INFORMATION SUPPLIED START

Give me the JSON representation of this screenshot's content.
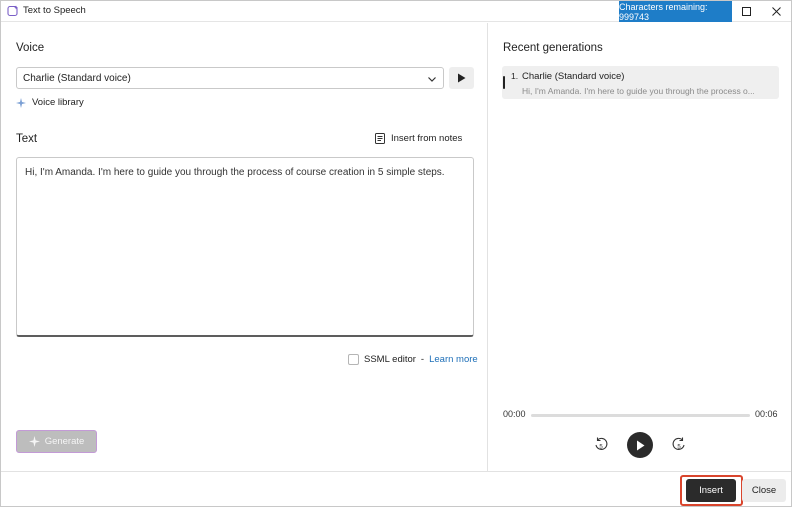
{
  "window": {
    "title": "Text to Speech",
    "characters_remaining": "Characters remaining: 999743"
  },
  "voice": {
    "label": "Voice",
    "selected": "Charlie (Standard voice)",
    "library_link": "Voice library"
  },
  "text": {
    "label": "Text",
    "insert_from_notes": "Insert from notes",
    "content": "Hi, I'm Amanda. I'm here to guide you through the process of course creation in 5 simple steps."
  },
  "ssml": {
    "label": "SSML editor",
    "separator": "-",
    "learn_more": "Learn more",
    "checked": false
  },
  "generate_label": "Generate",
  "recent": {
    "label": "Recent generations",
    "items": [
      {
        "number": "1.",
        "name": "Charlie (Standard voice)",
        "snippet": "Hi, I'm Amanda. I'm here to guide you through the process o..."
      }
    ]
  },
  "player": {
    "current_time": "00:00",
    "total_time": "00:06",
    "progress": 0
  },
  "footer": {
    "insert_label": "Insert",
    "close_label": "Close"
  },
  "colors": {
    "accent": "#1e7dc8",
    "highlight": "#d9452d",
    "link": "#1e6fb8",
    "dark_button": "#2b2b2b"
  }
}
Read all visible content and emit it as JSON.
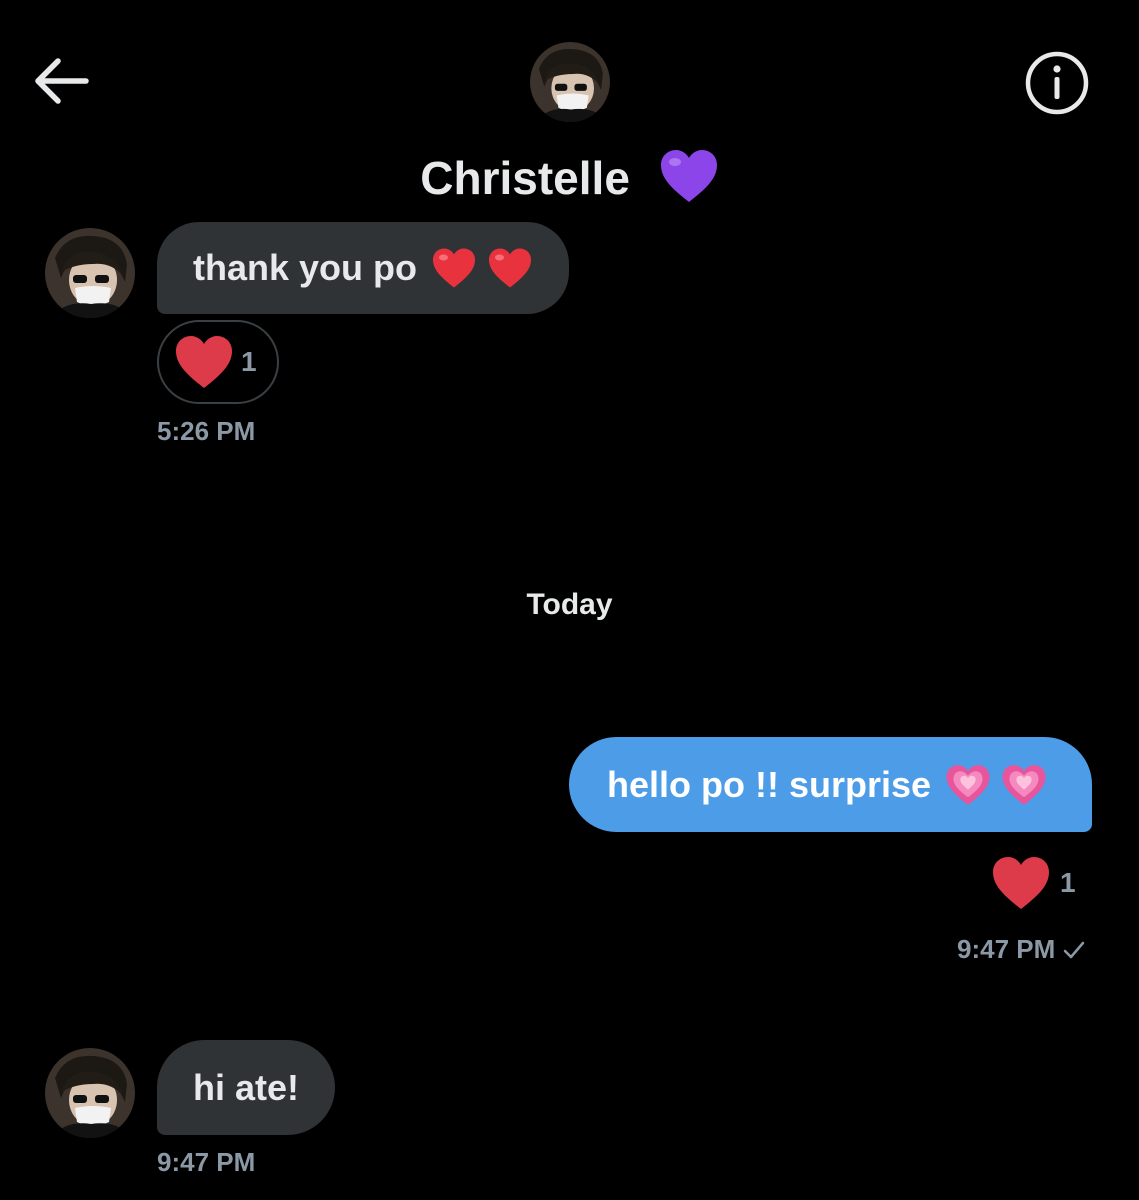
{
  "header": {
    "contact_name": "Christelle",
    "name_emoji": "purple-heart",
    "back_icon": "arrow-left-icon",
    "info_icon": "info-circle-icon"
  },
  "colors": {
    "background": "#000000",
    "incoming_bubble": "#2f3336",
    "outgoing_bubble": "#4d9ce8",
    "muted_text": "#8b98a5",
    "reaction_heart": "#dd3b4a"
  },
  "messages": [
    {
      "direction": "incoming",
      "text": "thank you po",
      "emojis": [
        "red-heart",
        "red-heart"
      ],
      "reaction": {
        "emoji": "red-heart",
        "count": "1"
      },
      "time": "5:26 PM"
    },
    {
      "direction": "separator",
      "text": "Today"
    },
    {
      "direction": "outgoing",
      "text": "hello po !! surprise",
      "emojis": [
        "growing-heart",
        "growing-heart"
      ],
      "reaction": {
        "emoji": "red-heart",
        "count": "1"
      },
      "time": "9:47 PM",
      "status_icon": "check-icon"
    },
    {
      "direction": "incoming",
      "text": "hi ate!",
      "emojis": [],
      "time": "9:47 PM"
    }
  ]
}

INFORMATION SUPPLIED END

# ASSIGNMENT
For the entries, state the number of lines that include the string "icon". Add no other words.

# RESULT OF THIS EXERCISE
3